:: Excerpts from an interface dataset ::
⟨

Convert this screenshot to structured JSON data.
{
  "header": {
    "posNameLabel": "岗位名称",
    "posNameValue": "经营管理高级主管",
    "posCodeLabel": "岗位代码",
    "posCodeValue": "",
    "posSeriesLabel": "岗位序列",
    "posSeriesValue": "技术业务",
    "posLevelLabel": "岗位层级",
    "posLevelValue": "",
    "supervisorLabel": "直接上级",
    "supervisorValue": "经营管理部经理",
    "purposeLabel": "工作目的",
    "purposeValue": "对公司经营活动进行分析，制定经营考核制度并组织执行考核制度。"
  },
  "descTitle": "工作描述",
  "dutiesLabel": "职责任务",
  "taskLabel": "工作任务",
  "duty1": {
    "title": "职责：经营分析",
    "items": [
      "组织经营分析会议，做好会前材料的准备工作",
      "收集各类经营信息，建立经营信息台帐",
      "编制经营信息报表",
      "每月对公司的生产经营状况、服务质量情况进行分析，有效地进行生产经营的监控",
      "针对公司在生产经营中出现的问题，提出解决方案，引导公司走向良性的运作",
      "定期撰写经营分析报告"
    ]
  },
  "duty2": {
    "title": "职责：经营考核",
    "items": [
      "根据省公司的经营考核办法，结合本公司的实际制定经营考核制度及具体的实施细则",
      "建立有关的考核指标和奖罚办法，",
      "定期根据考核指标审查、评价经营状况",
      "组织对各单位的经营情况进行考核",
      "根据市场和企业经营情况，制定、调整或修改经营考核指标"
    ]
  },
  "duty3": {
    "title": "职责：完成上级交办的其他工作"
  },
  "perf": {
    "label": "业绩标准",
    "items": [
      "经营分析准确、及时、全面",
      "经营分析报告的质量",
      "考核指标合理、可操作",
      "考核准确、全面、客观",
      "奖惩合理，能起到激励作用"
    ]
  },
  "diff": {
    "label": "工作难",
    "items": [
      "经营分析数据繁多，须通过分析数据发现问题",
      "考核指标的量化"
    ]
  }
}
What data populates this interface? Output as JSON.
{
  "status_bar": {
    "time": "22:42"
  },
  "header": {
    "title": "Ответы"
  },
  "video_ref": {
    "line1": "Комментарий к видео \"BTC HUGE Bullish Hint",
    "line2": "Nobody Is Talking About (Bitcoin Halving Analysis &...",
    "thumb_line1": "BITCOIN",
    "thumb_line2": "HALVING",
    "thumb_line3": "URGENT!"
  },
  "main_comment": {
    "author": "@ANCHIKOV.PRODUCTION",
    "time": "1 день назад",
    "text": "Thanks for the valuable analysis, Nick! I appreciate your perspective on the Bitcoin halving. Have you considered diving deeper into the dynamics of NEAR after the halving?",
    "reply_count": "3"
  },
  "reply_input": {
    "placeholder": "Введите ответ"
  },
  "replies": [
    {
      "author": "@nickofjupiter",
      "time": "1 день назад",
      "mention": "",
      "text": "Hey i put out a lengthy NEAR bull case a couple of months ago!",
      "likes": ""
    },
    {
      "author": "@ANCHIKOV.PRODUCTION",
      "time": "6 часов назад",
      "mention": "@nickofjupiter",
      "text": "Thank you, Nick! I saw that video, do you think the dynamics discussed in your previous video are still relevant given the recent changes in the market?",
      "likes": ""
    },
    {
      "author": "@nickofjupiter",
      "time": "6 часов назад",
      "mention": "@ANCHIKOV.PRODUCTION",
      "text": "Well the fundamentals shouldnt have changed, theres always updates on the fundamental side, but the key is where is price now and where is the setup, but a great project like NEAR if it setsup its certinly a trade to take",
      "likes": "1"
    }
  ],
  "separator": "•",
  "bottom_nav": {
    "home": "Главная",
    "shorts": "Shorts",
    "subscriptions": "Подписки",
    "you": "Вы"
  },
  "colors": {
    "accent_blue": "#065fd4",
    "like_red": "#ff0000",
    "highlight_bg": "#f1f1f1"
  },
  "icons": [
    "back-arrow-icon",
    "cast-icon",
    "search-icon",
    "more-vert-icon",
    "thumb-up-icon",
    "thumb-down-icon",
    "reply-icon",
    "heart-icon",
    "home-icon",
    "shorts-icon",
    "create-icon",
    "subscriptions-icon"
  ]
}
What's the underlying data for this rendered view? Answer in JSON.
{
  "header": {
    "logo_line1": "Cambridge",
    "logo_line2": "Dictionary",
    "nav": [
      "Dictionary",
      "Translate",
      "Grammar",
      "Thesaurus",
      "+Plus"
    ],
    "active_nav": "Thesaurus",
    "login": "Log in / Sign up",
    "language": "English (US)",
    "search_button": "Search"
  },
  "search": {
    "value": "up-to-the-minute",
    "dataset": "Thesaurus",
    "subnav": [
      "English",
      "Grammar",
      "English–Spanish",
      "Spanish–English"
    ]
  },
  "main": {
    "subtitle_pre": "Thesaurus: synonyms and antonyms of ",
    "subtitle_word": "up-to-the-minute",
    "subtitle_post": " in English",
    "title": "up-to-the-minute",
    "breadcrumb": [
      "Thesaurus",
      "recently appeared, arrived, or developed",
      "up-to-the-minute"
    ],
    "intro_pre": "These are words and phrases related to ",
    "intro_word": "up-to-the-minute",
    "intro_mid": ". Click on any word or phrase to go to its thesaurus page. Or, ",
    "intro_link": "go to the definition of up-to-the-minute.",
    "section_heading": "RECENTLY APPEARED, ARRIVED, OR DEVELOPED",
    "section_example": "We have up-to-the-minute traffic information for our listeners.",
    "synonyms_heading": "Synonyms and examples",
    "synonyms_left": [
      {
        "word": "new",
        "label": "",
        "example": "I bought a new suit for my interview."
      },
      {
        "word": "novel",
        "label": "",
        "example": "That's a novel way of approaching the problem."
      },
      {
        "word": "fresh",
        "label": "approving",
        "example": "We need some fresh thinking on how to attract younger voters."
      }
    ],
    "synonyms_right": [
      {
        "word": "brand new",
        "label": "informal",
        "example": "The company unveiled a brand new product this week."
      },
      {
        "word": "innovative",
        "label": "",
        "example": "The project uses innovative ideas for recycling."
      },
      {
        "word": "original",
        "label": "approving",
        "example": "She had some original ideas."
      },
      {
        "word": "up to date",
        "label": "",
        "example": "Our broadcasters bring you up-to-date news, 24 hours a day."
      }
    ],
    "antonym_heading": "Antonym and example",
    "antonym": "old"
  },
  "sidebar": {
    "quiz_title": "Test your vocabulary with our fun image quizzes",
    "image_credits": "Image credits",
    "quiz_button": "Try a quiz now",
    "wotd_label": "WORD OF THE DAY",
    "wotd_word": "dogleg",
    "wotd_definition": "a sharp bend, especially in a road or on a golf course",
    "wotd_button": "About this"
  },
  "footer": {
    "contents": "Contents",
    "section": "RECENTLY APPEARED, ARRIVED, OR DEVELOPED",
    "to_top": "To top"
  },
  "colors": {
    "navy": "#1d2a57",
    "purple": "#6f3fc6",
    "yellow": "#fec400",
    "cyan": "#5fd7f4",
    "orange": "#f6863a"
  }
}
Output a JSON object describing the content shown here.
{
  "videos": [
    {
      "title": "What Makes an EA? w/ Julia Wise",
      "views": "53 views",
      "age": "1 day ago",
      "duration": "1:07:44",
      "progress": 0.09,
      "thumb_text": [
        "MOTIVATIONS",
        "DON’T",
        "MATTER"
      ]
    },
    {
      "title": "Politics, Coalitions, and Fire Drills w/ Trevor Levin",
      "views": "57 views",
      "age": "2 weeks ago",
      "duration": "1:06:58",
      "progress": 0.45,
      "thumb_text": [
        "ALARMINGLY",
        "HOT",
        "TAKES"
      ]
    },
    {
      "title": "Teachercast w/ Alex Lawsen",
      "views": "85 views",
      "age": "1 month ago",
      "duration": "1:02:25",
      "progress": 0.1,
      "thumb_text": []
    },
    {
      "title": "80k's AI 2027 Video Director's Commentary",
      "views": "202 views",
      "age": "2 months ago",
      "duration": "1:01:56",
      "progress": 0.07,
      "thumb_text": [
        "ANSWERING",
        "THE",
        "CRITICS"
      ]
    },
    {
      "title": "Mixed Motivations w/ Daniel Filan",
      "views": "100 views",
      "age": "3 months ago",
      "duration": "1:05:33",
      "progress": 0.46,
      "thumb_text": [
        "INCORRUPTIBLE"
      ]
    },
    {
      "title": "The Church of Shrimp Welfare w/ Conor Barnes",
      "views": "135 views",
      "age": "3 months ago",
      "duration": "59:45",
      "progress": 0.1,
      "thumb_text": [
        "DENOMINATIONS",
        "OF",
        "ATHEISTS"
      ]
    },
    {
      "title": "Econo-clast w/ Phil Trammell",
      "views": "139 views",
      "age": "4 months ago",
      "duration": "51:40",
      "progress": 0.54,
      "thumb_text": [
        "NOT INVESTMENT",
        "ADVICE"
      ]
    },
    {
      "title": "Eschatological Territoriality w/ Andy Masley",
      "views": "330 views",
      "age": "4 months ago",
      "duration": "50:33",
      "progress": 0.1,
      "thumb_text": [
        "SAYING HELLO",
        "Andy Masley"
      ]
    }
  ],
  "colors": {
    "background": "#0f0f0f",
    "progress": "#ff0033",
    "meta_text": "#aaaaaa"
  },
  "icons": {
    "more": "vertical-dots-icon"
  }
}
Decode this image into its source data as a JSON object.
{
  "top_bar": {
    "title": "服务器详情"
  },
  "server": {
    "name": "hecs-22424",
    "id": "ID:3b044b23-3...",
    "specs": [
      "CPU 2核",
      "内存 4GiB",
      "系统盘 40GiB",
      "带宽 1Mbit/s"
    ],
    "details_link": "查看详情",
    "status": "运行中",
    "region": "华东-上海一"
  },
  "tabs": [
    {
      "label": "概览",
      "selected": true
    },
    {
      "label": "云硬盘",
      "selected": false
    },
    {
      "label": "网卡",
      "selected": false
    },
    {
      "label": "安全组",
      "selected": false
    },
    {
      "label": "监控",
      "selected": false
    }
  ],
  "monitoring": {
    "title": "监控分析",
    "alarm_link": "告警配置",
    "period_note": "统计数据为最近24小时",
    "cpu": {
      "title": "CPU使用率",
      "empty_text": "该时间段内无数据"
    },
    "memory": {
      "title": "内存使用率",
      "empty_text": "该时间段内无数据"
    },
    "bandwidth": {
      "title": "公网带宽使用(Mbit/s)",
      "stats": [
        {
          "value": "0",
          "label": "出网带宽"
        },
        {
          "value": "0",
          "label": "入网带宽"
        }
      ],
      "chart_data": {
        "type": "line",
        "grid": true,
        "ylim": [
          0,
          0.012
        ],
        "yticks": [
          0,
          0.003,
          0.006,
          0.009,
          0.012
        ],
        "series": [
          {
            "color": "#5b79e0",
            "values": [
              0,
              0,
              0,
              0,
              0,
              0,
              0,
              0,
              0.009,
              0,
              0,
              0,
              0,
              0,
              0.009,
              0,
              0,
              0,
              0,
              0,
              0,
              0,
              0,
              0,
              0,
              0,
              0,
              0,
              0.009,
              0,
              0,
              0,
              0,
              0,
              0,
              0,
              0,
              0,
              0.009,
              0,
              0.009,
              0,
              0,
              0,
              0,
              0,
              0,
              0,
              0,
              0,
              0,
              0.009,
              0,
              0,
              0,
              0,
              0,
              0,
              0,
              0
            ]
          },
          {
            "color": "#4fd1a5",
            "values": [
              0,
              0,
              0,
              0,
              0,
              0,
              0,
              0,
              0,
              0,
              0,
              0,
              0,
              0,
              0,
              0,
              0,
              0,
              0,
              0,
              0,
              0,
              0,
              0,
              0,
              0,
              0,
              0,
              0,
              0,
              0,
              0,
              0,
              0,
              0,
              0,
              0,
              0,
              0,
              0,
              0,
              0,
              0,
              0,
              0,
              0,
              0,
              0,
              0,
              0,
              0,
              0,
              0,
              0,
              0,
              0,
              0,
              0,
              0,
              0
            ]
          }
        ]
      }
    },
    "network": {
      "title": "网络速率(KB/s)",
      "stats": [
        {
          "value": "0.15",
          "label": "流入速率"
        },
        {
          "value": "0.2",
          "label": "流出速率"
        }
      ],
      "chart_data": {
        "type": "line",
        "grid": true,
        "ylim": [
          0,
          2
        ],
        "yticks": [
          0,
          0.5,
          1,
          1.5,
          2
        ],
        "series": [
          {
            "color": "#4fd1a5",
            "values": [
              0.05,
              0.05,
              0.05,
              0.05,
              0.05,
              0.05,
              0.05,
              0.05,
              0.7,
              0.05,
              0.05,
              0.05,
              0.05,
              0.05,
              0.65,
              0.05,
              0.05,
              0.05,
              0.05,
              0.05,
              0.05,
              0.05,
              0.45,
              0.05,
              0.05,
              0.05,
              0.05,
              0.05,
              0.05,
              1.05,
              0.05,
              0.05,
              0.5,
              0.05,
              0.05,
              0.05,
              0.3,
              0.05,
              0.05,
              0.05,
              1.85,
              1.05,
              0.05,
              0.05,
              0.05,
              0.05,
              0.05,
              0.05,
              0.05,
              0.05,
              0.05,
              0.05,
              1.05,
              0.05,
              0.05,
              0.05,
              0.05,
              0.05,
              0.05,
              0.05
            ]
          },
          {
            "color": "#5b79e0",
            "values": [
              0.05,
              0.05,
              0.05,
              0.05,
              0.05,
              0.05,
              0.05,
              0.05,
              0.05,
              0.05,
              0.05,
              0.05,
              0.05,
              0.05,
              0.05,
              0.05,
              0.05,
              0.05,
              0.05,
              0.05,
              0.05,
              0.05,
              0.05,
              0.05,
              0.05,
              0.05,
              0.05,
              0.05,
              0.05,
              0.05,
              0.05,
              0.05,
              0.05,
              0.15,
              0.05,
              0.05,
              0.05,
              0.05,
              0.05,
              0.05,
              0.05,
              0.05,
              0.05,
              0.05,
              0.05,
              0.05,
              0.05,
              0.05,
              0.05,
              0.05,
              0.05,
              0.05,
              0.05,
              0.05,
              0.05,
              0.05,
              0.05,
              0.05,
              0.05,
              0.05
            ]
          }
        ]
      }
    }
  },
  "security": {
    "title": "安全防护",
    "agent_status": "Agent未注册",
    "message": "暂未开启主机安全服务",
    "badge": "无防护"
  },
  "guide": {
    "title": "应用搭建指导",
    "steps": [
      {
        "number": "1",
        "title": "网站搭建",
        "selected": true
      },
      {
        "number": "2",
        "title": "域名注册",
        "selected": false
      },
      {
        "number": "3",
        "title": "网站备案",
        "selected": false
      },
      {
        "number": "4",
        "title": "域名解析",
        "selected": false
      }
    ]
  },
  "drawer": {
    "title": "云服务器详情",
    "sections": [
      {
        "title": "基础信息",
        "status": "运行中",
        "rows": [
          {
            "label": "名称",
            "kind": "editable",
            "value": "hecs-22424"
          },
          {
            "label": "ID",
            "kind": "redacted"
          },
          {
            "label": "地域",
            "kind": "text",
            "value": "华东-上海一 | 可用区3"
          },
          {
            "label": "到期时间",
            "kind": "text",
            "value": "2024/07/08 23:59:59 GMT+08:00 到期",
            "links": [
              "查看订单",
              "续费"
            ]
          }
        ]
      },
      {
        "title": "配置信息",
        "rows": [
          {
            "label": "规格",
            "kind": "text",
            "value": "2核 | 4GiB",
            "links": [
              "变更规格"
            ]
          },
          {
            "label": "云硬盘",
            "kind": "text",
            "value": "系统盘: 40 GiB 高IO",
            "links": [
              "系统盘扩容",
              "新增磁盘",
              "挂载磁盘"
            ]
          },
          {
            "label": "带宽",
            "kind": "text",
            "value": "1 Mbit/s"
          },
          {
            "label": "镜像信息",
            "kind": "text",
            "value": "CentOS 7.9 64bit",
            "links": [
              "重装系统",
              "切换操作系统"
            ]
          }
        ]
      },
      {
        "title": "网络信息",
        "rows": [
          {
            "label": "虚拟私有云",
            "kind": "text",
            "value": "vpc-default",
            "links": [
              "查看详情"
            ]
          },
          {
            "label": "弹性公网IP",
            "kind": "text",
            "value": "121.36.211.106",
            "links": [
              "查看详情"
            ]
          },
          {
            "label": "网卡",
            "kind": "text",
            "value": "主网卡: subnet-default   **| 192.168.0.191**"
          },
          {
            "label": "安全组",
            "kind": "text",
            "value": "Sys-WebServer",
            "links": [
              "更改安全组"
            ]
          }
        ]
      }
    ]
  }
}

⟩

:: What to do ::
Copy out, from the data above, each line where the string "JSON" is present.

:: Exercise output ::
Convert this screenshot to structured JSON data.
What data populates this interface? Output as JSON.
What's the underlying data for this rendered view? Answer in JSON.
Output a JSON object describing the content shown here.
Decode this image into its source data as a JSON object.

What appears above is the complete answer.